Your note came in as I was reading a paper on Gender and Peacebuilding,at the Collaborative Learning Projects ( and was drawn to this part: "Despite increasing attention to women as agents of peaceful change, this work often operates at the grassroots, peace -writ-little level, far from Track I efforts.Often the argument for greater inclusion of women in peacebuilding processes comes from a social justice or human rights perspective:women have the right to participatea nd have equal representation at the table because they are fifty percent of the population. While compelling,this argument can fall upon deaf ears. With this issue in mind, researchers have shifted the questions to become,“How do we make a compelling case for the inclusion of women and gender perspectives in a broad range of peace processes? What were the specific themes that women were talking about in negotiations? If we look at governance [and post conflict reconstruction strategies] from a gender perspective, does it make a difference?”

I even think now that what I envision to do could be some kind of action research (not just a workshop) in the context of operationalizing the National Action Plan on the Implementation of the UNSCR 1325.

Blessings, libudsuroy

''Every Day is a Journey and the Journey itself is Home.'' (Matsuo Basho)

Dear Libudsuroy --

You have a poetic soul and beautiful vision for your new media workshops. I look forward to hearing how they unfold and following your work. There is a similar small program here that uses writing workshops in the community, especially reaching out to homeless and underserved populations, that has been very successful. People come alive when when they tell their own stories!

Thank you for your work!


Dear Frances, You are welcome. And I thank you also for believing in the potential of my dream. I could surely learn from the experiences of those workshops for the disadvantaged. Could you perhaps show me how to access info on these endeavors? There had been several of these workshops here. The missing key is sustainability. It should not be a one-shot deal, it is not enough to empower them. We must have the commitment to mentor them in the long-term till they can stand on their own. And that takes a lot of energies.

Blessings, libudsuroy

''Every Day is a Journey and the Journey itself is Home.'' (Matsuo Basho)

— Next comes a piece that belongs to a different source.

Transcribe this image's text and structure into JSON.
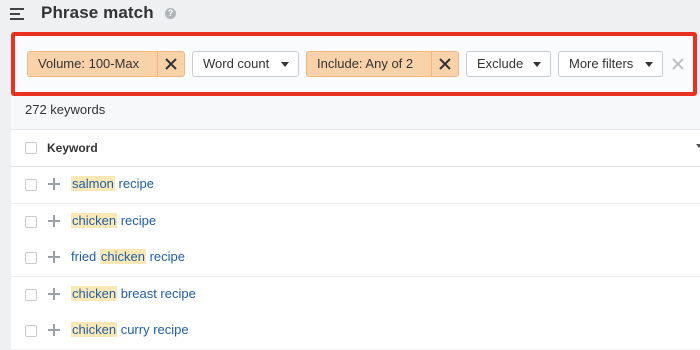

Thank you very much, Frances! I will visit these sites right now! :)

Blessings, libudsuroy

''Every Day is a Journey and the Journey itself is Home.'' (Matsuo Basho)

Libudsuroy- This entry is immediately gripping, poetic, inviting. Your voice carries with it joy and hope. I have no doubt that you are already empowering those who read your writings. Your story-telling ability is evident. You will continue to give voice to the voiceless, and in fact your voice will fade as theirs rises. This is a good thing to be sure- that you will be the beat to which girls and women can sing, and their song will be heard by all.

Thank you for taking part in this, and for sharing your heart.

Let us Hope together- Michelle aka: Cali gal Listener Sister-Mentor @CaliGalMichelle Tweets by @CaliGalMich

Michelle, Serendipity here! I -- we-- have come full circle. I began working on my essays in April with your guide/tips in mind, honing each and every idea, trying to distill each thought the way you taught us as I dreamed awake. And then, you be the last of my listeners for the last essay. :) I believe in this 'dreamwork'/'drumwork'. I will always be thankful to have met your kind here in World Pulse. Here's to more serendipities in our shared future as womankind!

Blessings, libudsuroy

''Every Day is a Journey and the Journey itself is Home.'' (Matsuo Basho)